Reference doses (RfDs) and reference concentrations (RfCs) developed by the United States Environmental Protection Agency (USEPA) are typically used to assess the risk of potential adverse human health effects from exposure to environmental chemicals. For a large number of chemicals, however, USEPA RfDs or RfCs have not yet been determined. Thus, for risk assessments that involve a large number of chemicals, there may not be USEPA- or state-derived toxicity constants for all chemicals present at a particular site. A potential solution to this problem is to use estimated permissible concentrations (EPCs) to develop acceptable daily dosages from occupational exposure limits. The EPC is defined as the concentration of a chemical which, under continuous exposure conditions, is expected to be devoid of all acute and chronic toxicities. EPC values are based on allowable occupational exposure limits such as threshold limit values (TLVs), which are workplace exposure guidelines suggested by the American Conference of Governmental Industrial Hygienists. In the present analysis, the EPC method was used to develop interim toxicity constants for more than 30 chemicals which possess TLVs and which appear in the Appendix VIII Hazardous Constituents List, but for which the USEPA has not yet assigned a current RfD or RfC. Appendix VIII chemicals are commonly found at hazardous waste and other sites. Consequently, the development of toxicity constants for the more than 30 chemicals on this list would prove to be most useful for risk assessment purposes.

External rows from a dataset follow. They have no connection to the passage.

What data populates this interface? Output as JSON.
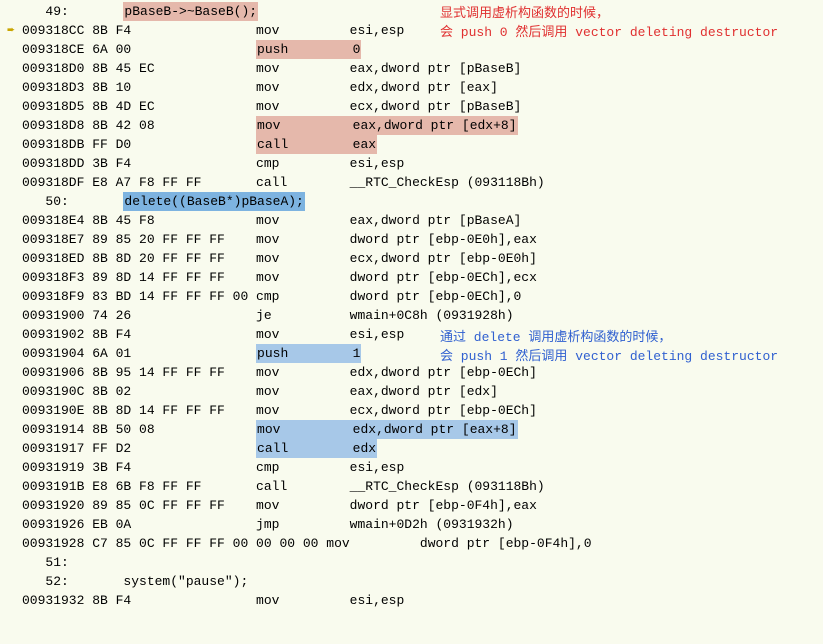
{
  "comments": {
    "red1": "显式调用虚析构函数的时候，",
    "red2": "会 push 0 然后调用 vector deleting destructor",
    "blue1": "通过 delete 调用虚析构函数的时候，",
    "blue2": "会 push 1 然后调用 vector deleting destructor"
  },
  "lines": [
    {
      "gutter": "",
      "text": "   49:       ",
      "src": "pBaseB->~BaseB();",
      "srchl": "pink"
    },
    {
      "gutter": "arrow",
      "addr": "009318CC ",
      "bytes": "8B F4                ",
      "mnem": "mov         ",
      "ops": "esi,esp"
    },
    {
      "gutter": "",
      "addr": "009318CE ",
      "bytes": "6A 00                ",
      "mnemhl": "pink",
      "mnem": "push        ",
      "opshl": "pink",
      "ops": "0"
    },
    {
      "gutter": "",
      "addr": "009318D0 ",
      "bytes": "8B 45 EC             ",
      "mnem": "mov         ",
      "ops": "eax,dword ptr [pBaseB]"
    },
    {
      "gutter": "",
      "addr": "009318D3 ",
      "bytes": "8B 10                ",
      "mnem": "mov         ",
      "ops": "edx,dword ptr [eax]"
    },
    {
      "gutter": "",
      "addr": "009318D5 ",
      "bytes": "8B 4D EC             ",
      "mnem": "mov         ",
      "ops": "ecx,dword ptr [pBaseB]"
    },
    {
      "gutter": "",
      "addr": "009318D8 ",
      "bytes": "8B 42 08             ",
      "mnemhl": "pink",
      "mnem": "mov         ",
      "opshl": "pink",
      "ops": "eax,dword ptr [edx+8]"
    },
    {
      "gutter": "",
      "addr": "009318DB ",
      "bytes": "FF D0                ",
      "mnemhl": "pink",
      "mnem": "call        ",
      "opshl": "pink",
      "ops": "eax"
    },
    {
      "gutter": "",
      "addr": "009318DD ",
      "bytes": "3B F4                ",
      "mnem": "cmp         ",
      "ops": "esi,esp"
    },
    {
      "gutter": "",
      "addr": "009318DF ",
      "bytes": "E8 A7 F8 FF FF       ",
      "mnem": "call        ",
      "ops": "__RTC_CheckEsp (093118Bh)"
    },
    {
      "gutter": "",
      "text": "   50:       ",
      "src": "delete((BaseB*)pBaseA);",
      "srchl": "blue"
    },
    {
      "gutter": "",
      "addr": "009318E4 ",
      "bytes": "8B 45 F8             ",
      "mnem": "mov         ",
      "ops": "eax,dword ptr [pBaseA]"
    },
    {
      "gutter": "",
      "addr": "009318E7 ",
      "bytes": "89 85 20 FF FF FF    ",
      "mnem": "mov         ",
      "ops": "dword ptr [ebp-0E0h],eax"
    },
    {
      "gutter": "",
      "addr": "009318ED ",
      "bytes": "8B 8D 20 FF FF FF    ",
      "mnem": "mov         ",
      "ops": "ecx,dword ptr [ebp-0E0h]"
    },
    {
      "gutter": "",
      "addr": "009318F3 ",
      "bytes": "89 8D 14 FF FF FF    ",
      "mnem": "mov         ",
      "ops": "dword ptr [ebp-0ECh],ecx"
    },
    {
      "gutter": "",
      "addr": "009318F9 ",
      "bytes": "83 BD 14 FF FF FF 00 ",
      "mnem": "cmp         ",
      "ops": "dword ptr [ebp-0ECh],0"
    },
    {
      "gutter": "",
      "addr": "00931900 ",
      "bytes": "74 26                ",
      "mnem": "je          ",
      "ops": "wmain+0C8h (0931928h)"
    },
    {
      "gutter": "",
      "addr": "00931902 ",
      "bytes": "8B F4                ",
      "mnem": "mov         ",
      "ops": "esi,esp"
    },
    {
      "gutter": "",
      "addr": "00931904 ",
      "bytes": "6A 01                ",
      "mnemhl": "grayblue",
      "mnem": "push        ",
      "opshl": "grayblue",
      "ops": "1"
    },
    {
      "gutter": "",
      "addr": "00931906 ",
      "bytes": "8B 95 14 FF FF FF    ",
      "mnem": "mov         ",
      "ops": "edx,dword ptr [ebp-0ECh]"
    },
    {
      "gutter": "",
      "addr": "0093190C ",
      "bytes": "8B 02                ",
      "mnem": "mov         ",
      "ops": "eax,dword ptr [edx]"
    },
    {
      "gutter": "",
      "addr": "0093190E ",
      "bytes": "8B 8D 14 FF FF FF    ",
      "mnem": "mov         ",
      "ops": "ecx,dword ptr [ebp-0ECh]"
    },
    {
      "gutter": "",
      "addr": "00931914 ",
      "bytes": "8B 50 08             ",
      "mnemhl": "grayblue",
      "mnem": "mov         ",
      "opshl": "grayblue",
      "ops": "edx,dword ptr [eax+8]"
    },
    {
      "gutter": "",
      "addr": "00931917 ",
      "bytes": "FF D2                ",
      "mnemhl": "grayblue",
      "mnem": "call        ",
      "opshl": "grayblue",
      "ops": "edx"
    },
    {
      "gutter": "",
      "addr": "00931919 ",
      "bytes": "3B F4                ",
      "mnem": "cmp         ",
      "ops": "esi,esp"
    },
    {
      "gutter": "",
      "addr": "0093191B ",
      "bytes": "E8 6B F8 FF FF       ",
      "mnem": "call        ",
      "ops": "__RTC_CheckEsp (093118Bh)"
    },
    {
      "gutter": "",
      "addr": "00931920 ",
      "bytes": "89 85 0C FF FF FF    ",
      "mnem": "mov         ",
      "ops": "dword ptr [ebp-0F4h],eax"
    },
    {
      "gutter": "",
      "addr": "00931926 ",
      "bytes": "EB 0A                ",
      "mnem": "jmp         ",
      "ops": "wmain+0D2h (0931932h)"
    },
    {
      "gutter": "",
      "addr": "00931928 ",
      "bytes": "C7 85 0C FF FF FF 00 00 00 00 ",
      "mnem": "mov         ",
      "ops": "dword ptr [ebp-0F4h],0"
    },
    {
      "gutter": "",
      "text": "   51:",
      "src": ""
    },
    {
      "gutter": "",
      "text": "   52:       ",
      "src": "system(\"pause\");",
      "srchl": ""
    },
    {
      "gutter": "",
      "addr": "00931932 ",
      "bytes": "8B F4                ",
      "mnem": "mov         ",
      "ops": "esi,esp"
    }
  ]
}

These toxicity constants were then used, together with standard exposure assumptions, to develop acceptable human health-based soil and water concentrations for these chemicals. The use of these values as interim guidance would therefore allow individuals responsible for assessing human health effects posed by environmental contamination to address all site chemicals without performing extensive, chemical-specific toxicological analyses.